Exercise goal: Should the listing contain images, exclude them; give the rest again exactly.

Entries provided:
┄┄┄┄┄┄

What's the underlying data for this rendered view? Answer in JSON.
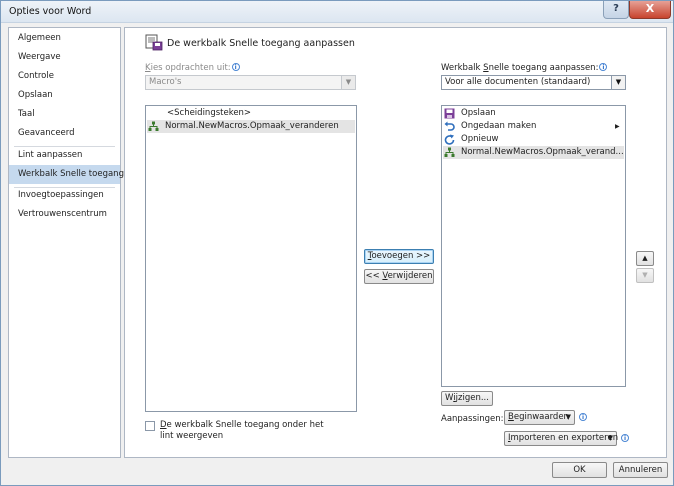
{
  "window": {
    "title": "Opties voor Word",
    "help_label": "?",
    "close_label": "X"
  },
  "sidebar": {
    "items": [
      {
        "label": "Algemeen"
      },
      {
        "label": "Weergave"
      },
      {
        "label": "Controle"
      },
      {
        "label": "Opslaan"
      },
      {
        "label": "Taal"
      },
      {
        "label": "Geavanceerd"
      },
      {
        "label": "Lint aanpassen"
      },
      {
        "label": "Werkbalk Snelle toegang"
      },
      {
        "label": "Invoegtoepassingen"
      },
      {
        "label": "Vertrouwenscentrum"
      }
    ]
  },
  "main": {
    "section_title": "De werkbalk Snelle toegang aanpassen",
    "left": {
      "label_prefix": "K",
      "label_rest": "ies opdrachten uit:",
      "combo_value": "Macro's",
      "items": [
        {
          "label": "<Scheidingsteken>",
          "icon": "separator"
        },
        {
          "label": "Normal.NewMacros.Opmaak_veranderen",
          "icon": "macro-icon"
        }
      ]
    },
    "right": {
      "label_prefix": "Werkbalk ",
      "label_u": "S",
      "label_rest": "nelle toegang aanpassen:",
      "combo_value": "Voor alle documenten (standaard)",
      "items": [
        {
          "label": "Opslaan",
          "icon": "save-icon"
        },
        {
          "label": "Ongedaan maken",
          "icon": "undo-icon"
        },
        {
          "label": "Opnieuw",
          "icon": "redo-icon"
        },
        {
          "label": "Normal.NewMacros.Opmaak_verand...",
          "icon": "macro-icon"
        }
      ]
    },
    "add_button": {
      "u": "T",
      "rest": "oevoegen >>"
    },
    "remove_button": {
      "prefix": "<< ",
      "u": "V",
      "rest": "erwijderen"
    },
    "modify_button": {
      "prefix": "W",
      "u": "i",
      "rest": "jzigen..."
    },
    "checkbox": {
      "u": "D",
      "rest": "e werkbalk Snelle toegang onder het lint weergeven",
      "checked": false
    },
    "customizations_label": "Aanpassingen:",
    "reset_button": {
      "u": "B",
      "rest": "eginwaarden"
    },
    "import_export_button": {
      "u": "I",
      "rest": "mporteren en exporteren"
    },
    "move_up_glyph": "▲",
    "move_down_glyph": "▼"
  },
  "footer": {
    "ok_label": "OK",
    "cancel_label": "Annuleren"
  },
  "colors": {
    "selected_nav": "#c5d9ee",
    "titlebar": "#dce6f1",
    "close_button": "#c8442e",
    "save_icon": "#7b3f98",
    "undo_icon": "#2f6fbd",
    "redo_icon": "#2f6fbd",
    "macro_icon": "#3b7a2e"
  }
}
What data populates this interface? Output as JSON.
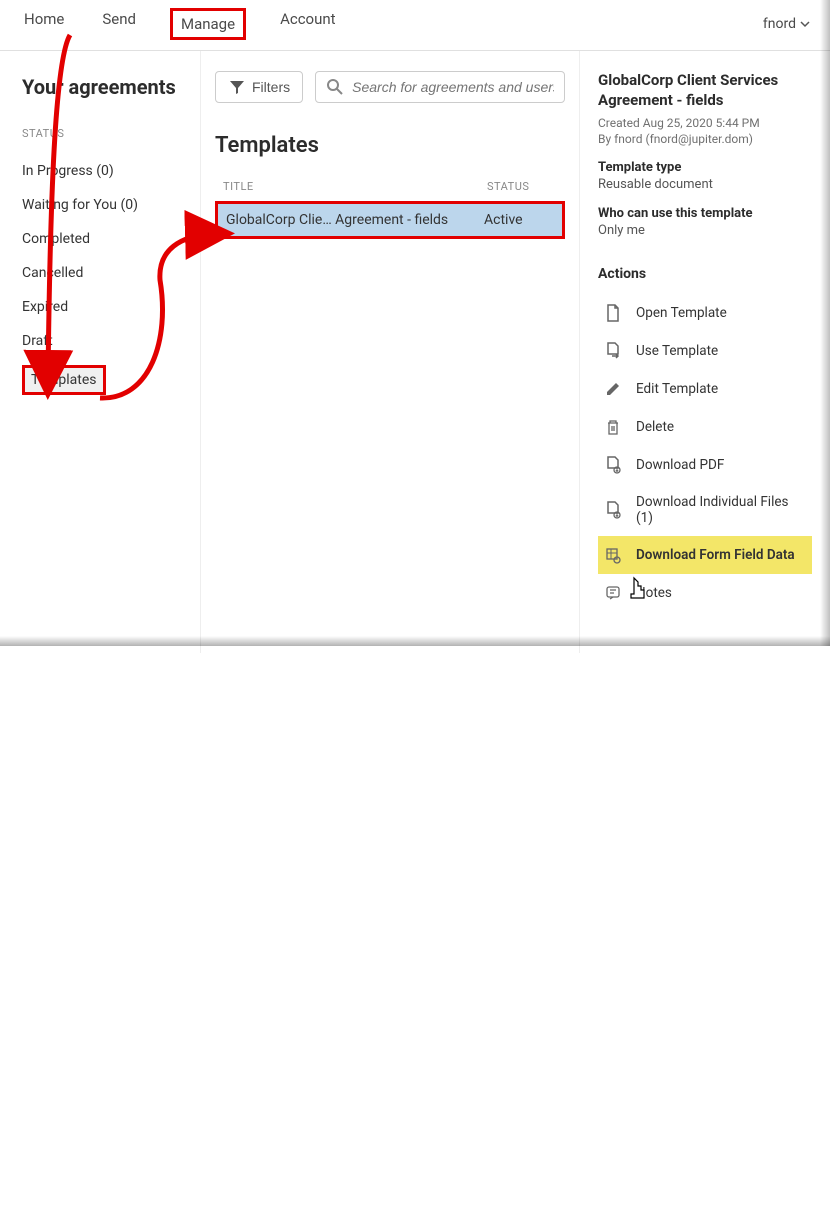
{
  "nav": {
    "home": "Home",
    "send": "Send",
    "manage": "Manage",
    "account": "Account",
    "user": "fnord"
  },
  "sidebar": {
    "heading": "Your agreements",
    "statusLabel": "STATUS",
    "items": {
      "inProgress": "In Progress (0)",
      "waiting": "Waiting for You (0)",
      "completed": "Completed",
      "cancelled": "Cancelled",
      "expired": "Expired",
      "draft": "Draft",
      "templates": "Templates"
    }
  },
  "center": {
    "filtersLabel": "Filters",
    "searchPlaceholder": "Search for agreements and users...",
    "heading": "Templates",
    "columns": {
      "title": "TITLE",
      "status": "STATUS"
    },
    "row": {
      "title": "GlobalCorp Clie…  Agreement - fields",
      "status": "Active"
    }
  },
  "details": {
    "title": "GlobalCorp Client Services Agreement - fields",
    "created": "Created Aug 25, 2020 5:44 PM",
    "by": "By fnord (fnord@jupiter.dom)",
    "templateTypeLabel": "Template type",
    "templateTypeValue": "Reusable document",
    "whoLabel": "Who can use this template",
    "whoValue": "Only me",
    "actionsHeading": "Actions",
    "actions": {
      "open": "Open Template",
      "use": "Use Template",
      "edit": "Edit Template",
      "delete": "Delete",
      "downloadPdf": "Download PDF",
      "downloadIndividual": "Download Individual Files (1)",
      "downloadFormData": "Download Form Field Data",
      "notes": "Notes"
    }
  }
}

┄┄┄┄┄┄

Task result:
What's the underlying data for this rendered view? Answer in JSON.
{
  "window": {
    "title": "Opties voor Word",
    "help_label": "?",
    "close_label": "X"
  },
  "sidebar": {
    "items": [
      {
        "label": "Algemeen"
      },
      {
        "label": "Weergave"
      },
      {
        "label": "Controle"
      },
      {
        "label": "Opslaan"
      },
      {
        "label": "Taal"
      },
      {
        "label": "Geavanceerd"
      },
      {
        "label": "Lint aanpassen"
      },
      {
        "label": "Werkbalk Snelle toegang"
      },
      {
        "label": "Invoegtoepassingen"
      },
      {
        "label": "Vertrouwenscentrum"
      }
    ]
  },
  "main": {
    "section_title": "De werkbalk Snelle toegang aanpassen",
    "left": {
      "label_prefix": "K",
      "label_rest": "ies opdrachten uit:",
      "combo_value": "Macro's",
      "items": [
        {
          "label": "<Scheidingsteken>",
          "icon": "separator"
        },
        {
          "label": "Normal.NewMacros.Opmaak_veranderen",
          "icon": "macro-icon"
        }
      ]
    },
    "right": {
      "label_prefix": "Werkbalk ",
      "label_u": "S",
      "label_rest": "nelle toegang aanpassen:",
      "combo_value": "Voor alle documenten (standaard)",
      "items": [
        {
          "label": "Opslaan",
          "icon": "save-icon"
        },
        {
          "label": "Ongedaan maken",
          "icon": "undo-icon"
        },
        {
          "label": "Opnieuw",
          "icon": "redo-icon"
        },
        {
          "label": "Normal.NewMacros.Opmaak_verand...",
          "icon": "macro-icon"
        }
      ]
    },
    "add_button": {
      "u": "T",
      "rest": "oevoegen >>"
    },
    "remove_button": {
      "prefix": "<< ",
      "u": "V",
      "rest": "erwijderen"
    },
    "modify_button": {
      "prefix": "W",
      "u": "i",
      "rest": "jzigen..."
    },
    "checkbox": {
      "u": "D",
      "rest": "e werkbalk Snelle toegang onder het lint weergeven",
      "checked": false
    },
    "customizations_label": "Aanpassingen:",
    "reset_button": {
      "u": "B",
      "rest": "eginwaarden"
    },
    "import_export_button": {
      "u": "I",
      "rest": "mporteren en exporteren"
    },
    "move_up_glyph": "▲",
    "move_down_glyph": "▼"
  },
  "footer": {
    "ok_label": "OK",
    "cancel_label": "Annuleren"
  },
  "colors": {
    "selected_nav": "#c5d9ee",
    "titlebar": "#dce6f1",
    "close_button": "#c8442e",
    "save_icon": "#7b3f98",
    "undo_icon": "#2f6fbd",
    "redo_icon": "#2f6fbd",
    "macro_icon": "#3b7a2e"
  }
}
What data populates this interface? Output as JSON.
{
  "nav": {
    "home": "Home",
    "send": "Send",
    "manage": "Manage",
    "account": "Account",
    "user": "fnord"
  },
  "sidebar": {
    "heading": "Your agreements",
    "statusLabel": "STATUS",
    "items": {
      "inProgress": "In Progress (0)",
      "waiting": "Waiting for You (0)",
      "completed": "Completed",
      "cancelled": "Cancelled",
      "expired": "Expired",
      "draft": "Draft",
      "templates": "Templates"
    }
  },
  "center": {
    "filtersLabel": "Filters",
    "searchPlaceholder": "Search for agreements and users...",
    "heading": "Templates",
    "columns": {
      "title": "TITLE",
      "status": "STATUS"
    },
    "row": {
      "title": "GlobalCorp Clie…  Agreement - fields",
      "status": "Active"
    }
  },
  "details": {
    "title": "GlobalCorp Client Services Agreement - fields",
    "created": "Created Aug 25, 2020 5:44 PM",
    "by": "By fnord (fnord@jupiter.dom)",
    "templateTypeLabel": "Template type",
    "templateTypeValue": "Reusable document",
    "whoLabel": "Who can use this template",
    "whoValue": "Only me",
    "actionsHeading": "Actions",
    "actions": {
      "open": "Open Template",
      "use": "Use Template",
      "edit": "Edit Template",
      "delete": "Delete",
      "downloadPdf": "Download PDF",
      "downloadIndividual": "Download Individual Files (1)",
      "downloadFormData": "Download Form Field Data",
      "notes": "Notes"
    }
  }
}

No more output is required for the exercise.